Your assignment => Copy out every line in the entries below that includes "screenshot".

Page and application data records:
--------
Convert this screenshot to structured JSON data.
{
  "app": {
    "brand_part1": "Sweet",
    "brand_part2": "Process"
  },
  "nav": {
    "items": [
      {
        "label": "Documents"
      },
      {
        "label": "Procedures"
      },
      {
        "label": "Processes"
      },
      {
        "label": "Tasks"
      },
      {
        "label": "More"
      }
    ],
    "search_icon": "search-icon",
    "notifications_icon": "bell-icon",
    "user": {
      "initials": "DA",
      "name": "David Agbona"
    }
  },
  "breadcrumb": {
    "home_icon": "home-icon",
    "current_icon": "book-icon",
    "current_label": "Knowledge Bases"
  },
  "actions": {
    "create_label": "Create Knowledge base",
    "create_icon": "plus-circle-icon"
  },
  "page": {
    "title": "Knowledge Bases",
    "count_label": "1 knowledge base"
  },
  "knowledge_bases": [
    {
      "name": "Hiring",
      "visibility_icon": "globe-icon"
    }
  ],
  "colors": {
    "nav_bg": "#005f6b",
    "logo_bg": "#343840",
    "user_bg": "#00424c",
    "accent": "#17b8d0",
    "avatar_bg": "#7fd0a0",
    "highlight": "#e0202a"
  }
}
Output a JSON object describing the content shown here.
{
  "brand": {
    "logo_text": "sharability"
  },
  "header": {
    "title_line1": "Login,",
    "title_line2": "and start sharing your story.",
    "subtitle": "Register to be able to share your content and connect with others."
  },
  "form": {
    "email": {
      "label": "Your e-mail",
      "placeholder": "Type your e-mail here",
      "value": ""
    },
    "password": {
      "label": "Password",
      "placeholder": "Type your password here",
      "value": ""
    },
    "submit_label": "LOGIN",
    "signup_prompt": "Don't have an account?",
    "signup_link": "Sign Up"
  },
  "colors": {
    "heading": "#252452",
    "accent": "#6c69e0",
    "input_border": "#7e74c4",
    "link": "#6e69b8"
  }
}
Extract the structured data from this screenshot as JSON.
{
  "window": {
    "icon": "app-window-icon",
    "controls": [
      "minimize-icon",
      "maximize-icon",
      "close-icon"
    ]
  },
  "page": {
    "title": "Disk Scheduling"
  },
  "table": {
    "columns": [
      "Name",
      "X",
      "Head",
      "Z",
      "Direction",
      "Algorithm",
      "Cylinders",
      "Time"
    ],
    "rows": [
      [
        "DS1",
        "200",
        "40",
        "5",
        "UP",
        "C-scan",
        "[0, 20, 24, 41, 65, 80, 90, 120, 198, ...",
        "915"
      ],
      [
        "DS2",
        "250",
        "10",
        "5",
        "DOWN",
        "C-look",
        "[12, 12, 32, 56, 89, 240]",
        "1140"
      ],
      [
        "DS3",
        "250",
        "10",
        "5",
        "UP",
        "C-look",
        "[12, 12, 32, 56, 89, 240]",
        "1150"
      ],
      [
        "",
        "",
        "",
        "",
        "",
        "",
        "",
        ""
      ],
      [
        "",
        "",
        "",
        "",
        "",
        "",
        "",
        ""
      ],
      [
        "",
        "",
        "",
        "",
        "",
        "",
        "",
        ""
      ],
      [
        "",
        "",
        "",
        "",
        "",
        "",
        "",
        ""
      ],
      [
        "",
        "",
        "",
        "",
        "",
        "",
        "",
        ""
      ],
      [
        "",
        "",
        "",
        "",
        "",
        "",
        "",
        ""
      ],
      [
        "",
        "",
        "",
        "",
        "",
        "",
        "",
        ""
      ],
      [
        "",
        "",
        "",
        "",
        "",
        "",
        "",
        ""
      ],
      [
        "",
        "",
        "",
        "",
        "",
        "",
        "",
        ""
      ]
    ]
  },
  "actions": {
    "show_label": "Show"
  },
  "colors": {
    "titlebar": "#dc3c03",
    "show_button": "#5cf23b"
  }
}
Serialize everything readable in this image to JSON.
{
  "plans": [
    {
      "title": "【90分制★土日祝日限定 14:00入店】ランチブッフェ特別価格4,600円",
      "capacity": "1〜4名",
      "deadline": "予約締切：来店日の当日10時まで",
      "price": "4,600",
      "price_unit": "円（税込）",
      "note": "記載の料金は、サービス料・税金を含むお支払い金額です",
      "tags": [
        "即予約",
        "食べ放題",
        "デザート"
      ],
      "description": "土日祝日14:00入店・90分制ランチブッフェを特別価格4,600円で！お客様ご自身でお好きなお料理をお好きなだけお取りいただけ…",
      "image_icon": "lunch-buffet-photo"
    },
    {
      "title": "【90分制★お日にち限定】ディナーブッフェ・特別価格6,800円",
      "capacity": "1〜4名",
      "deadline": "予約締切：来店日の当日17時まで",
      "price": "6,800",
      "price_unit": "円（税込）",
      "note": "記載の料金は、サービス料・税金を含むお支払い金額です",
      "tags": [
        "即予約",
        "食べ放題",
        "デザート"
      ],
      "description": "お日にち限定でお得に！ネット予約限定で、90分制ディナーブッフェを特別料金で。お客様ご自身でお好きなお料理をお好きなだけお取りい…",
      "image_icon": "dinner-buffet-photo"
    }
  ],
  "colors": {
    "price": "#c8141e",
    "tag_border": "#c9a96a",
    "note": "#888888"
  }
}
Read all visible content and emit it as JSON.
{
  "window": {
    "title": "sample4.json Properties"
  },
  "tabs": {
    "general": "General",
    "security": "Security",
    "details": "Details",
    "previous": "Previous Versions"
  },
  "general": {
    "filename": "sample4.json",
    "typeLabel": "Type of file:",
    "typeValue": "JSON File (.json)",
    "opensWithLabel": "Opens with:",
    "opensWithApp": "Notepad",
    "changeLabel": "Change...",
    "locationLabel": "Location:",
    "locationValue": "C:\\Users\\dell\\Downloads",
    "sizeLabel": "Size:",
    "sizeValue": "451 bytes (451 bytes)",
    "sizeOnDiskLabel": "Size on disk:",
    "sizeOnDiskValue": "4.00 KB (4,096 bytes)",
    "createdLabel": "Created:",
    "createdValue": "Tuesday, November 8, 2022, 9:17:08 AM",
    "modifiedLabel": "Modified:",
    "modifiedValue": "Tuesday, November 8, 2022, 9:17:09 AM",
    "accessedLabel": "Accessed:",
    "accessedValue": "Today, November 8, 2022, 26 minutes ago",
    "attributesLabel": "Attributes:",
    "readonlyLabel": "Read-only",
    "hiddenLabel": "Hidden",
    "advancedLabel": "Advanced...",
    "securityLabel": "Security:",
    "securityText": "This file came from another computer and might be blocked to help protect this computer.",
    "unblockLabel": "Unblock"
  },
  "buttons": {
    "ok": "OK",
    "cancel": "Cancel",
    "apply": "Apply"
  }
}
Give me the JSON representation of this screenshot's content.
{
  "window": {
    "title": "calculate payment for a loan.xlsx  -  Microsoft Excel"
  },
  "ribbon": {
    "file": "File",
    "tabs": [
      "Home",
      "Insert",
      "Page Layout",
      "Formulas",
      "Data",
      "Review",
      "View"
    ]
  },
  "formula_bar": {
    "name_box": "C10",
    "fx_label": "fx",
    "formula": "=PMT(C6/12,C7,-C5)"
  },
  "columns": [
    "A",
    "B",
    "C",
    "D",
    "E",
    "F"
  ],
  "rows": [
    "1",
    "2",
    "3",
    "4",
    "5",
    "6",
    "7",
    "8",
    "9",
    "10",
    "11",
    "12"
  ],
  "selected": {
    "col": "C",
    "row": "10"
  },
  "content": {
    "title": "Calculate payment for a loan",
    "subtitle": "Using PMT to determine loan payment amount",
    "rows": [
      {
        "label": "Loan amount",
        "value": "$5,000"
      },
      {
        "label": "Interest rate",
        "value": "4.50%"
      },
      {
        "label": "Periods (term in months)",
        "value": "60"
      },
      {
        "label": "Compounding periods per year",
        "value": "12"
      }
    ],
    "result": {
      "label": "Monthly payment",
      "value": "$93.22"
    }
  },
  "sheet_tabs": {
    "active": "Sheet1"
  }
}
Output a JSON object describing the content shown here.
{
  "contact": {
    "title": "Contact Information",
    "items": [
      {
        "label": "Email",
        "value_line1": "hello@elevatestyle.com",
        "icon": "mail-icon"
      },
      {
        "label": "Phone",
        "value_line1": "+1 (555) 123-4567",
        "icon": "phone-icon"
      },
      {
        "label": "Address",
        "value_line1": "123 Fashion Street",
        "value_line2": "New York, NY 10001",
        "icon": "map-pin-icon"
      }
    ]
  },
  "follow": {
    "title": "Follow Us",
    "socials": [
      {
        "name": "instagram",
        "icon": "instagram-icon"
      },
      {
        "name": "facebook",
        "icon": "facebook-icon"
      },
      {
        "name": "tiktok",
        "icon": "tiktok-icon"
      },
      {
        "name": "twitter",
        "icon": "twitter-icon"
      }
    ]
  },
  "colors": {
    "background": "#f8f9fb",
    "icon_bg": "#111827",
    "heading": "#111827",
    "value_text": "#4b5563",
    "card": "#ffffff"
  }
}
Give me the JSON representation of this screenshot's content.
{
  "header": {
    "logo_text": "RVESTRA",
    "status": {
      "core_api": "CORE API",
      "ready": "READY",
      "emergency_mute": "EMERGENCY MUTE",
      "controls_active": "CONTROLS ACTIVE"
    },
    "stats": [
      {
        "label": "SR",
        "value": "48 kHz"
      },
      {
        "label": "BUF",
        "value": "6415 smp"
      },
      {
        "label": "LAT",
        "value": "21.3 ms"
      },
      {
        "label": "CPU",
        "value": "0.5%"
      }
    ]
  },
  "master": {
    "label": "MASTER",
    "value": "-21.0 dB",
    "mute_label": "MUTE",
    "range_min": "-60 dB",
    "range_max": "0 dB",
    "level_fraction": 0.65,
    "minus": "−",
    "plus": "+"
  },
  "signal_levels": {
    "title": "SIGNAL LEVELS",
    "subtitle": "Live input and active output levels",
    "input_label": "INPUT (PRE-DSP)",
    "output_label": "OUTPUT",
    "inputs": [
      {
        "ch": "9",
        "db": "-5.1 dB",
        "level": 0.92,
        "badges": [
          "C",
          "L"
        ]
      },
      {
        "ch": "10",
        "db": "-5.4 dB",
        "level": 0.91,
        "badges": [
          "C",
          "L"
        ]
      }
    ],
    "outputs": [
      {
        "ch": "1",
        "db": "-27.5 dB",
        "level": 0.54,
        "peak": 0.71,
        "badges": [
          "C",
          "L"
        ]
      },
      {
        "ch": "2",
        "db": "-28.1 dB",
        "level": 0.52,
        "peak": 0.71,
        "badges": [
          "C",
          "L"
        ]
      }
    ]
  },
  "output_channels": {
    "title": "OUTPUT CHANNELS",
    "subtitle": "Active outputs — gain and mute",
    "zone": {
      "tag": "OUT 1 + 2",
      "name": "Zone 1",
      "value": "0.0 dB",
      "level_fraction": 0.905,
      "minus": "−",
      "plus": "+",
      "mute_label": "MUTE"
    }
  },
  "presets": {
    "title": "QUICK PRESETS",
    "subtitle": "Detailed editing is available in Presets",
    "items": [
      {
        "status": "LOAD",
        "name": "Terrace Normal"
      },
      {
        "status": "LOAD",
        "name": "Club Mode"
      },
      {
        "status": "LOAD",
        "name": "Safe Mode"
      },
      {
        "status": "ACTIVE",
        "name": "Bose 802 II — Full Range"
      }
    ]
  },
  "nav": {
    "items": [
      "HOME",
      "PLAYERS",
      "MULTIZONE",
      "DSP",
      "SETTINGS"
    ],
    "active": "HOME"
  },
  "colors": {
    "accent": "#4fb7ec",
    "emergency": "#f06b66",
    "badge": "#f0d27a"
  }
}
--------
Result of this exercise =>
Convert this screenshot to structured JSON data.
Extract the structured data from this screenshot as JSON.
Give me the JSON representation of this screenshot's content.
Give me the JSON representation of this screenshot's content.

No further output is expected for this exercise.